● ACTIVITY
Every line holding the word "link" should be copied from the material.

● DATA PROVIDED

● ● ●

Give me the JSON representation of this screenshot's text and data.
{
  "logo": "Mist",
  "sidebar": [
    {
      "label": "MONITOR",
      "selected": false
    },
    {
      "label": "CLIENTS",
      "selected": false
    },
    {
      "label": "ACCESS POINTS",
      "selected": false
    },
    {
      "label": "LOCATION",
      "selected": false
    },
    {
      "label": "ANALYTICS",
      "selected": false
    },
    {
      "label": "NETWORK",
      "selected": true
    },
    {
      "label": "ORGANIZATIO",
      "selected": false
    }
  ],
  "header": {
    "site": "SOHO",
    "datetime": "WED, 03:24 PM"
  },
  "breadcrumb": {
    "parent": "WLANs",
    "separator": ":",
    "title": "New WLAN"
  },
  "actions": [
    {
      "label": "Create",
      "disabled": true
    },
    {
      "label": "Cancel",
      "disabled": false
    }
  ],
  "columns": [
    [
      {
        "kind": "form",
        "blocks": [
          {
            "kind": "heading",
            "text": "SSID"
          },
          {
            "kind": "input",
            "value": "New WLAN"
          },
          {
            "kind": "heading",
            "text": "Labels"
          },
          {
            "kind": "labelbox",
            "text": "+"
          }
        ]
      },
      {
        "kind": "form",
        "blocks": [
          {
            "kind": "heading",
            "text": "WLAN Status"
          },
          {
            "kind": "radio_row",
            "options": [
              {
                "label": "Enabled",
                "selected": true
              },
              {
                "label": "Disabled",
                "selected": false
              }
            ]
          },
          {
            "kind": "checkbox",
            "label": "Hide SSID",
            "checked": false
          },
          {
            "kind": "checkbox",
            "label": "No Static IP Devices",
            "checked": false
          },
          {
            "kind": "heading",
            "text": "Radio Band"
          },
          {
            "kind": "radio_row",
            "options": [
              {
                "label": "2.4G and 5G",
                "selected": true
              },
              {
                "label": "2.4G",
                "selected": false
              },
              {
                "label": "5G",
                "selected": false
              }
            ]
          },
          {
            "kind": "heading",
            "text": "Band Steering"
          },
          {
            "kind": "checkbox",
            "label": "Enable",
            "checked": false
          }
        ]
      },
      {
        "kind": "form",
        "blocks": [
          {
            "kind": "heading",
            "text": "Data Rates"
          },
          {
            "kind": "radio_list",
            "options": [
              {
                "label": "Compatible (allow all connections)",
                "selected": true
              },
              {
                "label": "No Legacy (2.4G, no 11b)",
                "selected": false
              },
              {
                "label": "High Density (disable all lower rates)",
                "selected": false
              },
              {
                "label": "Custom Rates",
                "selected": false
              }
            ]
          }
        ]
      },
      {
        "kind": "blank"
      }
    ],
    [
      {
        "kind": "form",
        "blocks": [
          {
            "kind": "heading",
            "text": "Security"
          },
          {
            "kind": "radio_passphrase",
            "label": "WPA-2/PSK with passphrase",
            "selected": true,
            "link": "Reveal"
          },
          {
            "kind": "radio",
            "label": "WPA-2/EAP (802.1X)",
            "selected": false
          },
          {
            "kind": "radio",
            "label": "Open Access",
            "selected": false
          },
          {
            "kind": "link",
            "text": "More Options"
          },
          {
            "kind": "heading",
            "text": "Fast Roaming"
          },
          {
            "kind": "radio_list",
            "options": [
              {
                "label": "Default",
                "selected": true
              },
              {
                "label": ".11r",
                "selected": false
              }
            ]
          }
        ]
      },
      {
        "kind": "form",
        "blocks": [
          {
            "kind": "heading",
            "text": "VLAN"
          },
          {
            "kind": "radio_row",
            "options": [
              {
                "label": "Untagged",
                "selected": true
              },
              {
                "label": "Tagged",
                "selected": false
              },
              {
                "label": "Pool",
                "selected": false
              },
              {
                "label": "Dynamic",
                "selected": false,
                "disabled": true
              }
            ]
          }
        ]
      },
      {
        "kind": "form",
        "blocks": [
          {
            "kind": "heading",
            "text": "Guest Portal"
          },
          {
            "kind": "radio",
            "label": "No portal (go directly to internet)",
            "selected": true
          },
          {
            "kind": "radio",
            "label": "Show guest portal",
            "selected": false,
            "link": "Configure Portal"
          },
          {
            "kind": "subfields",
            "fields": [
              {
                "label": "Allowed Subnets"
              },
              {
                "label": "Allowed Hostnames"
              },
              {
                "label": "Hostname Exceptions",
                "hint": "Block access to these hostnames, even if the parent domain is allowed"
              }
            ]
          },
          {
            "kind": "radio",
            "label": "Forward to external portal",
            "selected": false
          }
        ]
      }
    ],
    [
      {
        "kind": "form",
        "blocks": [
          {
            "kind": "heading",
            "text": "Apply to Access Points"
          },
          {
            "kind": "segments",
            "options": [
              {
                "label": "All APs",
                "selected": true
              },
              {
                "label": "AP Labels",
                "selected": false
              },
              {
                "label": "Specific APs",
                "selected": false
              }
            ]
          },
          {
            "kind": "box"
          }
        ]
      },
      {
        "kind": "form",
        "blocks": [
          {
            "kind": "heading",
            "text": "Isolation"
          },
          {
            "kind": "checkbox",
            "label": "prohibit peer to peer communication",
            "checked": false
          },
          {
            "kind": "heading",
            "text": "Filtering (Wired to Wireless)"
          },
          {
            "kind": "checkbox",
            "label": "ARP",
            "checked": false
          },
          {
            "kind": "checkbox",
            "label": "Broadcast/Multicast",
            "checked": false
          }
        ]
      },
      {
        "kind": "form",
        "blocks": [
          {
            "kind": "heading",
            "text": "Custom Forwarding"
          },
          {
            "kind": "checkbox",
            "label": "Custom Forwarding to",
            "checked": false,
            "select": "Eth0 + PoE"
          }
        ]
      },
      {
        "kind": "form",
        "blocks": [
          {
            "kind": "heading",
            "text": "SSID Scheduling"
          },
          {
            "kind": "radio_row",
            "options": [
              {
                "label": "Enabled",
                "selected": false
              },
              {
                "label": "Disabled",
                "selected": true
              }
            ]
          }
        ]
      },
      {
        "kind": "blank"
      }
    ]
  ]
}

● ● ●

● ANSWER FOR THIS EXERCISE
            "link": "Reveal"
            "kind": "link",
            "link": "Configure Portal"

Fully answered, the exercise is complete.